David Brooks, the New York Times columnist who helped coin the terms “red America and blue America” in an Atlantic Monthly article in 2001, remains one of the most notable journalists writing about the changing demography of the United States. Since Brooks wrote On Paradise Drive: How We Live Now (And Always Have) in the Future Tense in 2004, the American landscape has changed even further. While the suburbs of America are still growing with more master planned communities complete with insulated McMansions resembling a rich person’s compound, downtown urban neighborhoods are growing at a remarkable rate as young people return to the city in mass hoping to remake cities in their own image.
In the words of Brooks, in these downtown communities it is easy to spot “the holistic antiglobalization cooperative thrift store plastered with ‘Free Tibet’ posters; vegan whole-grain enthusiasts who smoke Camels; transgendered tenants-rights activists with spiky Finnish hairstyles, heading from their Far Eastern aromatherapy sessions to loft-renovation seminars.”
Even among philosophical and political conservatives, there is a new brand of “crunchy” conservatives who have emerged as the “pro-life vegetarian high-church Catholics who can their own preserves, care too much about zucchini, home-school their kids and read Edmund Burke while wearing Swedish clogs.” ??
The American South and Southwest, once noted for its cultural hegemony, is no longer immune to the tremendous changes taking place in its urban centers. Brooks states that certain “professional zones” are regions filled with very educated people (most possess a college degree) who are radically separated from what has become known by Randall Balmer as the “evangelical subculture.”
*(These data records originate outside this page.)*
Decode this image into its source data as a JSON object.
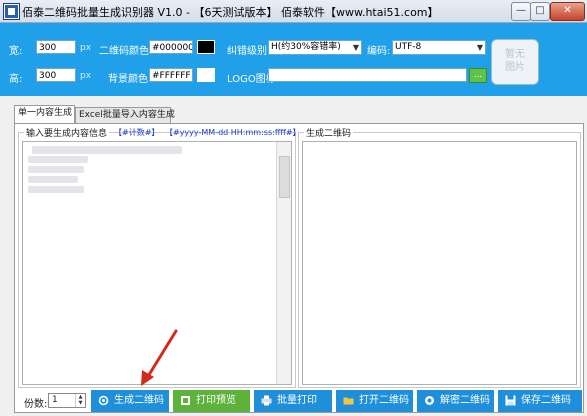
{
  "window": {
    "title": "佰泰二维码批量生成识别器 V1.0 - 【6天测试版本】 佰泰软件【www.htai51.com】",
    "min_glyph": "—",
    "max_glyph": "□",
    "close_glyph": "✕"
  },
  "settings": {
    "width_label": "宽:",
    "width_value": "300",
    "width_unit": "px",
    "height_label": "高:",
    "height_value": "300",
    "height_unit": "px",
    "qr_color_label": "二维码颜色:",
    "qr_color_value": "#000000",
    "qr_color_swatch": "#000000",
    "bg_color_label": "背景颜色:",
    "bg_color_value": "#FFFFFF",
    "bg_color_swatch": "#FFFFFF",
    "ecc_label": "纠错级别:",
    "ecc_value": "H(约30%容错率)",
    "encoding_label": "编码:",
    "encoding_value": "UTF-8",
    "logo_label": "LOGO图标:",
    "logo_value": "",
    "browse_label": "...",
    "logo_placeholder_line1": "暂无",
    "logo_placeholder_line2": "图片"
  },
  "tabs": [
    {
      "label": "单一内容生成",
      "active": true
    },
    {
      "label": "Excel批量导入内容生成",
      "active": false
    }
  ],
  "input_group": {
    "label": "输入要生成内容信息",
    "counter_link": "【#计数#】",
    "datetime_link": "【#yyyy-MM-dd HH:mm:ss:ffff#】"
  },
  "output_group": {
    "label": "生成二维码"
  },
  "bottom": {
    "copies_label": "份数:",
    "copies_value": "1",
    "buttons": [
      {
        "label": "生成二维码",
        "icon": "qr-gear-icon"
      },
      {
        "label": "打印预览",
        "icon": "print-preview-icon"
      },
      {
        "label": "批量打印",
        "icon": "printer-icon"
      },
      {
        "label": "打开二维码",
        "icon": "folder-open-icon"
      },
      {
        "label": "解密二维码",
        "icon": "decode-icon"
      },
      {
        "label": "保存二维码",
        "icon": "save-icon"
      }
    ]
  },
  "colors": {
    "accent_blue": "#1fa0e8",
    "button_blue": "#1e8fd8",
    "button_green": "#5eb23c",
    "annotation_arrow": "#d32a1e"
  }
}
A July 2009 CNBC report ranked Oklahoma No. 1 in cost of living and the state’s economy ranked third. Ranked No. 23 overall, Oklahoma is moving ahead in national rankings due, in large part, to an increase in the number of younger people moving to the state and settling in metro areas. Yet, the Association of Religious Data shows that more than half of the state’s residents give no religious affiliation at all and remain disinterested in any organized religious initiative.
“These statistics should be a wake-up call to all of us who seek to win the lost to Christ in Oklahoma,” stated Anthony L. Jordan, executive director-treasurer of the Baptist General Convention of Oklahoma. “We must continue to re-think and re-work our model for ministry so that in the near future our witness will not be marginalized and this window of opportunity pass us by. ”
The annual Edna McMillan State Missions Offering targets strategic areas of need to make a direct impact on the state’s growing culture of lostness. Efforts to help mobilize ministry to Hispanics (a large and growing segment of Oklahoma’s population base); various outreaches to children through associational camps; church planting, disaster relief and ACROSS Oklahoma are some of 25 ministries supported by the Edna McMillan State Missions Offering.
The 2009 goal is $1.15 million, and the hallelujah goal is $1.2 million. More information about the offering is available at www.bgco.org, or by phoning the Women’s Missions and Ministries Office at 405/942-3000, ext. 4335.